Local Delicacy Cabinets and Milkshakes The rest of the world call this a milkshake. Linda Beaulieu says the name is down to the old-fashioned soda fountains where the machine that made the shakes was housed in a wooden cabinet. "I guess people would gesture over and say I want one of those, and that somehow turned into 'Get me a cabinet!'" A "milkshake" Rhode Island-style comes sans ice cream.
Local Tweaks Clam Chowder Local foodies can't even agree on a statewide recipe. In the northern part, chowder is red ("Italians and Portuguese put a tomato in almost everything they make," chuckles Beaulieu) while to the south it's clear ("A mouthful of salt water is almost what it tastes like"). Either way, the soup is cream-free, a sacrilege to fellow New Englanders. So much so, Beaulieu says, that in the past restaurants would offer a small jug of cream on the side to calm chary Bostonians.
Beaulieu also suggests that Rhode Island's dominant foodie credo, "Any flavor as long as it's coffee" dates back to that time, too. "When people didn't have much money, they wouldn't even throw away the coffee grounds, they would recycle them," she explains, "And that's how coffee milk started -- it was a way of flavoring the milk."
Diner historian Richard Gutman isn't so sure. "Coffee as a syrup or flavoring became popular in the late 1800s, in soda fountains, but I have a book of recipes from Boston, 45 minutes away, and they don't offer coffee milk."
Either way, coffee-something was a staple here long before it reached the rest of America. Bristol-based historian Joan Roth recalls her first road trip after World War II when she asked a Southern diner waitress for coffee ice cream. "She said to me 'You want coffee and ice cream?'" Roth chuckles, recalling how the server brought dished-out vanilla and a coffee on the side.
Ice cream is yet another patriotic part of Rhode Island's foodie identity and the best example of the ferocious pride placed in culinary traditions here. There was an outcry recently when local chainlet the Newport Creamery -- which has 11 stores in the state and is known for its straw-clogging Awful Awful milkshakes -- moved production facilities away from Middletown.
"When a local place does pull up its roots and go somewhere else, that is scandalous. People don't like it at all," Gutman notes. But where did the Creamery's ice cream factory move? Just a few miles away -- across the state line, to southeastern Massachusetts.

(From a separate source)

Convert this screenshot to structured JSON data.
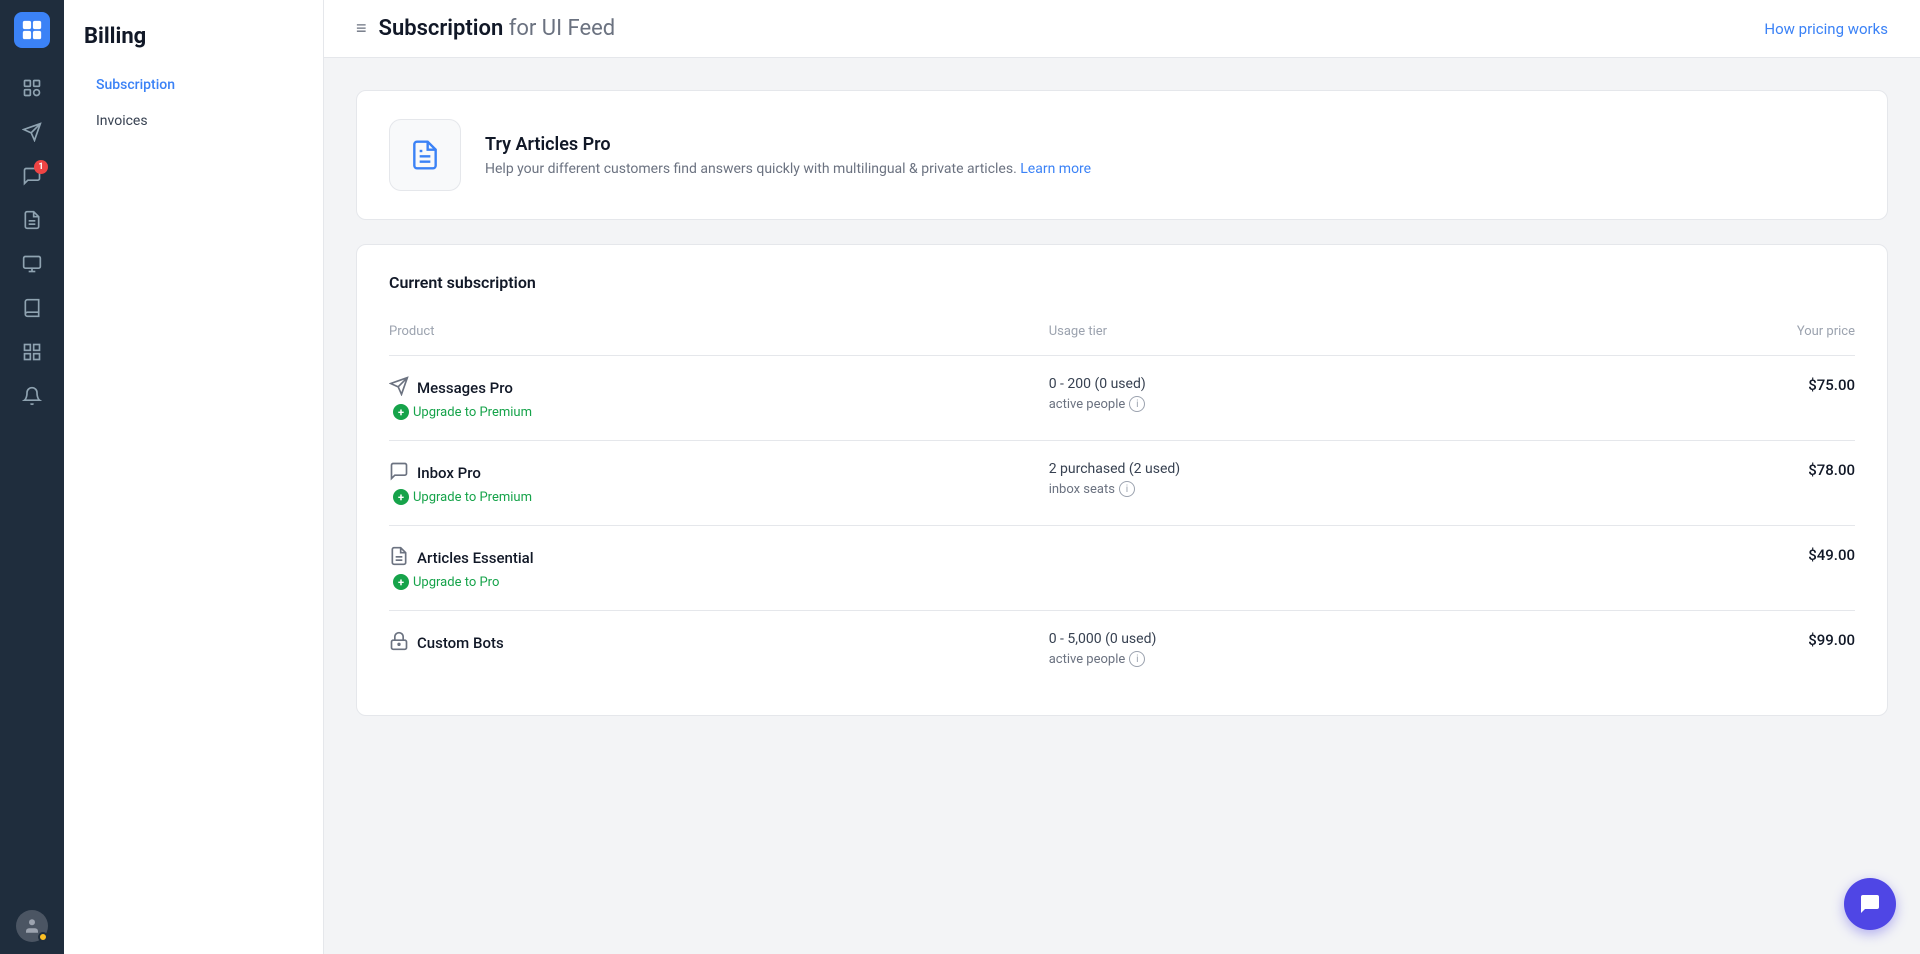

Mark Ellwood writes for the New York Times, Travel + Leisure and the New York Daily News and is the author of several Rough Guides. His next installment explores the culinary delights of the Greater Cincinnati area.